The promotion of democracy goes forward hand in hand with the development of civil society; in fact, many people in the world would consider civil society a necessary precursor to democracy.
Civil society refers broadly to a set of institutions and values that serves as both a buffer and a critical link between the state and individuals; it is manifested when civic and social organizations such as NGO’s can combine efforts to come up with a tangible policy.
While civil society develops most easily in democracies, its development is both possible and desirable in none and pre-democratic states. It is worth to mention that civil society development and capacity building are integrally linked; they are both mutually reinforcing and mutually dependent.

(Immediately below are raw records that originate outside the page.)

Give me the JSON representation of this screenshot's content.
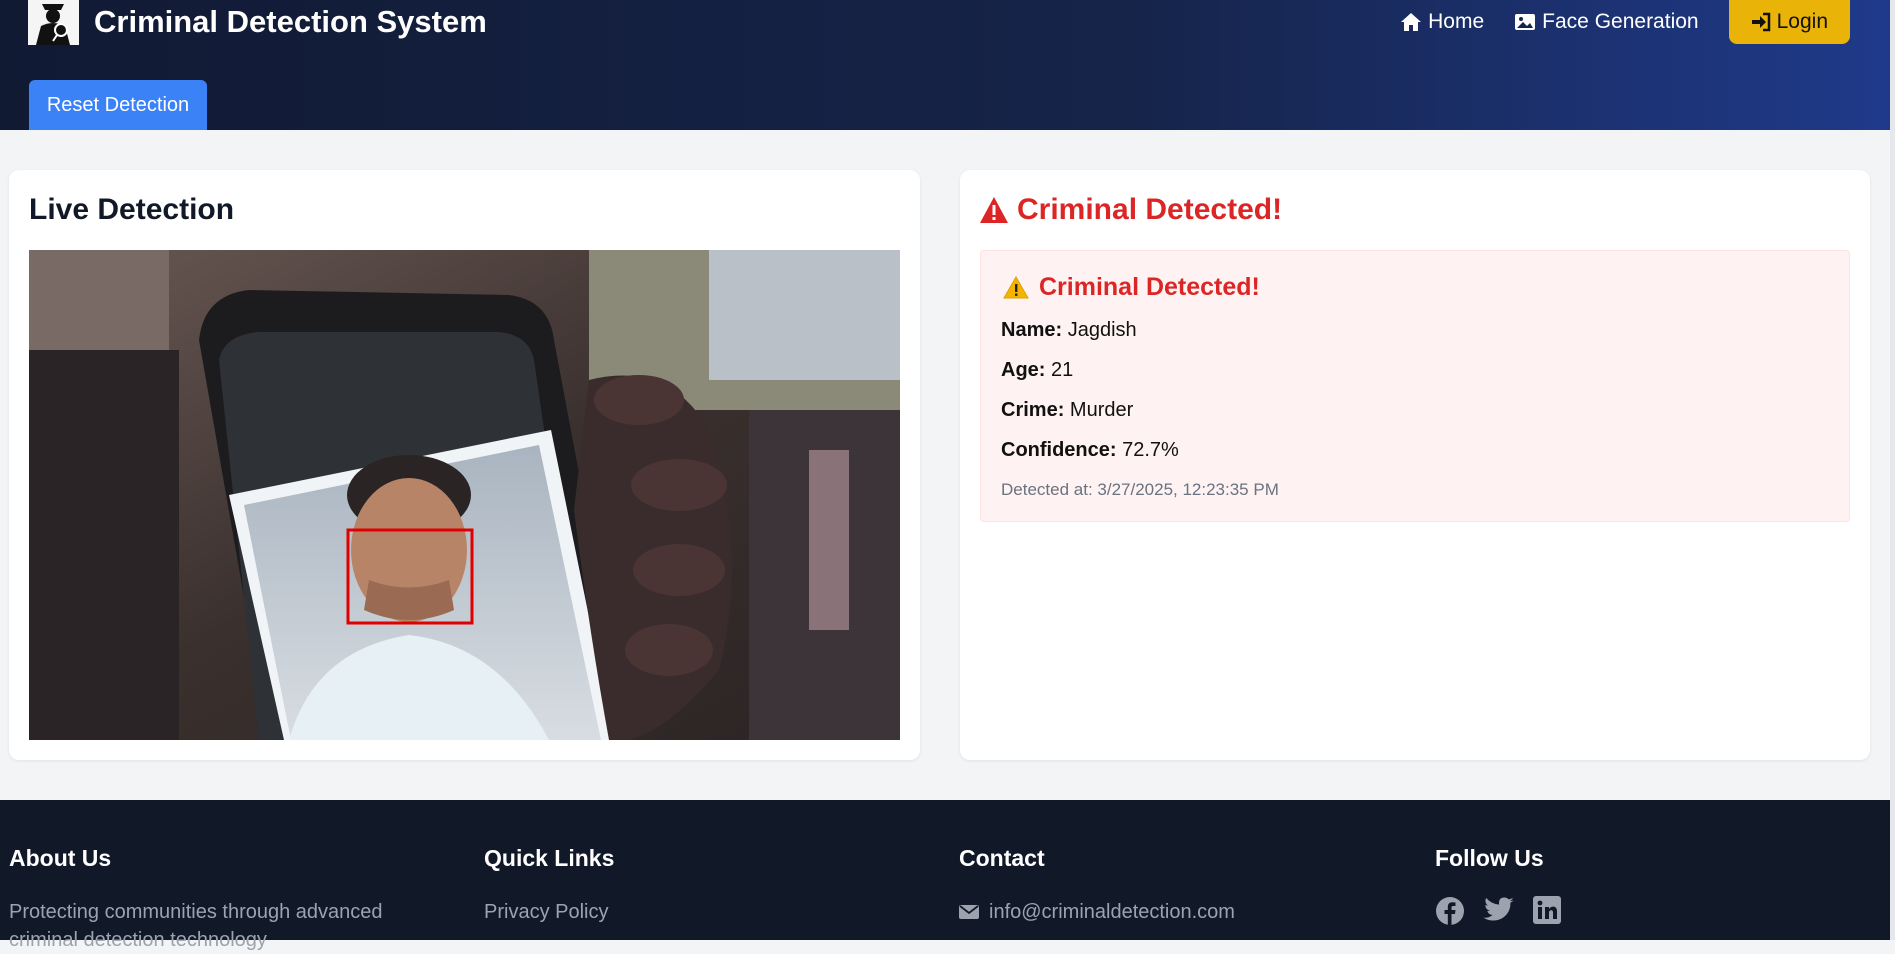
{
  "header": {
    "brand": "Criminal Detection System",
    "nav": [
      {
        "label": "Home",
        "icon": "home-icon"
      },
      {
        "label": "Face Generation",
        "icon": "image-icon"
      }
    ],
    "login_label": "Login",
    "reset_label": "Reset Detection"
  },
  "live": {
    "title": "Live Detection"
  },
  "result": {
    "title": "Criminal Detected!",
    "alert_title": "Criminal Detected!",
    "fields": [
      {
        "label": "Name:",
        "value": "Jagdish"
      },
      {
        "label": "Age:",
        "value": "21"
      },
      {
        "label": "Crime:",
        "value": "Murder"
      },
      {
        "label": "Confidence:",
        "value": "72.7%"
      }
    ],
    "detected_at": "Detected at: 3/27/2025, 12:23:35 PM"
  },
  "footer": {
    "about": {
      "title": "About Us",
      "text": "Protecting communities through advanced criminal detection technology"
    },
    "links": {
      "title": "Quick Links",
      "items": [
        "Privacy Policy"
      ]
    },
    "contact": {
      "title": "Contact",
      "email": "info@criminaldetection.com"
    },
    "follow": {
      "title": "Follow Us",
      "icons": [
        "facebook-icon",
        "twitter-icon",
        "linkedin-icon"
      ]
    }
  },
  "colors": {
    "accent": "#3b82f6",
    "login": "#eab308",
    "danger": "#dc2626",
    "footer_bg": "#111827"
  }
}
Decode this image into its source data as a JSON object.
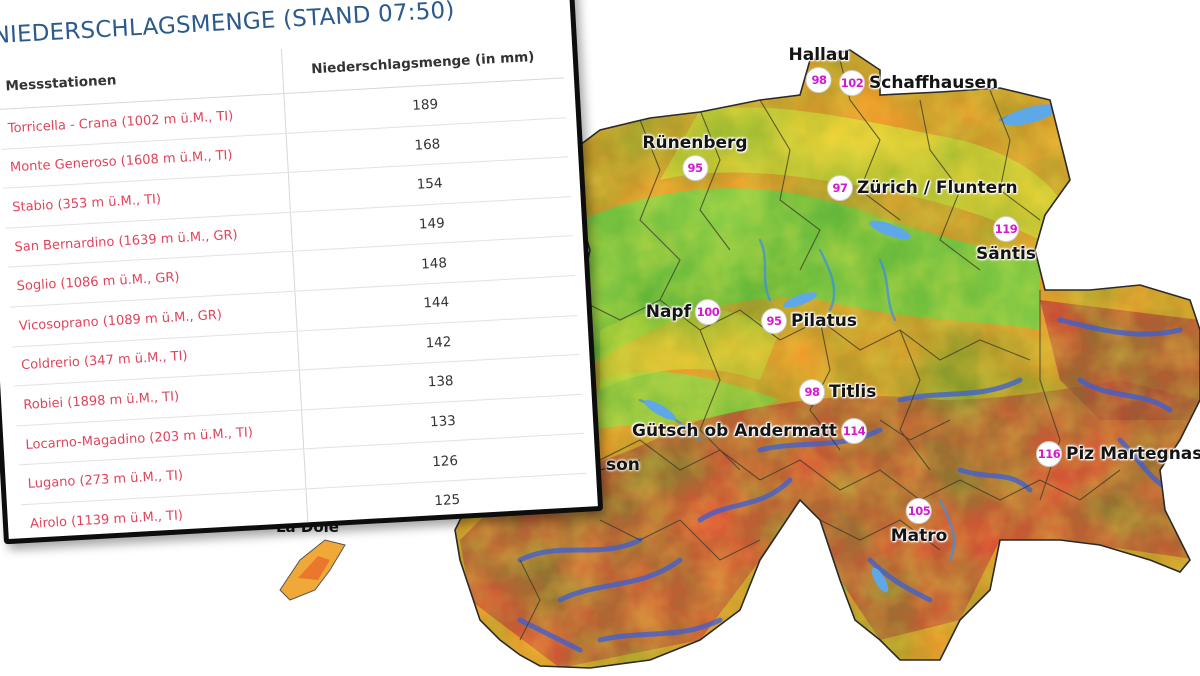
{
  "card": {
    "title": "NIEDERSCHLAGSMENGE (STAND 07:50)",
    "columns": [
      "Messstationen",
      "Niederschlagsmenge (in mm)"
    ],
    "rows": [
      {
        "station": "Torricella - Crana (1002 m ü.M., TI)",
        "value": "189"
      },
      {
        "station": "Monte Generoso (1608 m ü.M., TI)",
        "value": "168"
      },
      {
        "station": "Stabio (353 m ü.M., TI)",
        "value": "154"
      },
      {
        "station": "San Bernardino (1639 m ü.M., GR)",
        "value": "149"
      },
      {
        "station": "Soglio (1086 m ü.M., GR)",
        "value": "148"
      },
      {
        "station": "Vicosoprano (1089 m ü.M., GR)",
        "value": "144"
      },
      {
        "station": "Coldrerio (347 m ü.M., TI)",
        "value": "142"
      },
      {
        "station": "Robiei (1898 m ü.M., TI)",
        "value": "138"
      },
      {
        "station": "Locarno-Magadino (203 m ü.M., TI)",
        "value": "133"
      },
      {
        "station": "Lugano (273 m ü.M., TI)",
        "value": "126"
      },
      {
        "station": "Airolo (1139 m ü.M., TI)",
        "value": "125"
      }
    ]
  },
  "map": {
    "markers": [
      {
        "name": "Hallau",
        "value": "98"
      },
      {
        "name": "Schaffhausen",
        "value": "102"
      },
      {
        "name": "Rünenberg",
        "value": "95"
      },
      {
        "name": "Zürich / Fluntern",
        "value": "97"
      },
      {
        "name": "Säntis",
        "value": "119"
      },
      {
        "name": "Napf",
        "value": "100"
      },
      {
        "name": "Pilatus",
        "value": "95"
      },
      {
        "name": "Titlis",
        "value": "98"
      },
      {
        "name": "Gütsch ob Andermatt",
        "value": "114"
      },
      {
        "name": "Piz Martegnas",
        "value": "116"
      },
      {
        "name": "Matro",
        "value": "105"
      }
    ],
    "partial_labels": [
      "son",
      "La Dôle"
    ]
  },
  "colors": {
    "title_blue": "#2b5a8c",
    "station_link": "#e0445c",
    "badge_value": "#d21ccc",
    "relief_low": "#6fd23c",
    "relief_mid": "#e8e03a",
    "relief_orange": "#f08a24",
    "relief_high": "#d8443a",
    "relief_peak": "#3a5fd8"
  }
}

As civil society emerges, moderate networks follow, and the reverse is possible. Some developing countries like Rwanda have come up with efforts to improve on civil society development and this also involves broadening democracy promotion. All programs designed for democracy promotion also promote civil society development.
Recently, Rwanda’s mufti Fazil Harerimana and the minister of internal security urged the Muslim society of Rwanda to be exemplary and engage in activities aimed at developing the nation.
These programs include promoting; economic opportunity, independent and responsible media, environmental protection, protection of minority, gender rights, and access to health care and education.
Civil society development provides an indirect approach to political reform and it fosters the skills and institutions needed in a functioning liberal democracy while minimizing the direct challenge to ruling regimes.
This approach takes a long view, building democracy and liberal values from the grassroots, pull up efforts that pose specific challenges to local and international organizations with in the country.
Like democracy promotion, building civil society operate on all three levels of moderate network building that include; strengthening existing organizations, promoting new ones, and contributing to an environment of moderation that facilitates more focused efforts at the first two levels.
Because civil society itself is based on transparency, dialogue, toleration, and peaceful political advocacy, it can be seen properly as a direct counterweight to extremism and violence.
Moreover, because civil society emphasizes on values over specific political outcomes, its development offers a method of engaging in political reform from the outside with a greatly reduced risk of resistance from intended recipients.
For example, conferences on the promotion and protection of freedom of speech reflect widely shared yearnings that span geographic, linguistic, and cultural boundaries.
Educational reform efforts, scholarships, and student and cultural exchanges all enjoy high degrees of demand and support among policymakers and analysts in part because they are so well received abroad.
Likewise, workshops on the establishment of independent and responsible media resonate with a variety of public services accustomed to state control of the market place of ideas.
In cases where the NGOs and development initiatives already exists, even minimal levels of financial, organizational, and technical support can prove crucial to ensuring their longevity and growth.
In countries where organizations and development network currently function, the convening of like minded individuals and groups can move them to a critical tipping point of mutual awareness and support.
Developed countries like those from the United Kingdom, the United States through its development agency USAID are supportive to schools and educators of moderate values that might otherwise struggle without the mutual support of sympathetic educators.
Because civil society has traditionally been so lacking in the Muslim society, especially those from Arabic countries like the Middle East, the very concept of non-state institutions need bolstering, both in theory and in practice.
Despite its potential advantages, civil society building faces primary obstacles such as active resistance by people and lack of tangible performance measurement.
In addition, civil society building is beset by some of the same performance measurement problems as democracy promotion, perhaps even more so, since there are no outputs that translate well into a representation of the strength of civil society.
Considering these challenges, some see the proper focus of the government efforts to be the provision of tangible social services and other public goods, as this offer more direct manifestations of how the government can improve people’s lives.
Those holding this view consider civil society development to be confined to relatively small circles of elites that aim to satisfy the needs of grant makers and not the societies these individuals represent and whose liberal values do not translate well into combating the more prosaic efforts such as hospitals, schools, and jobs.
Contact: Joseph Murich06@yahoo.co.uk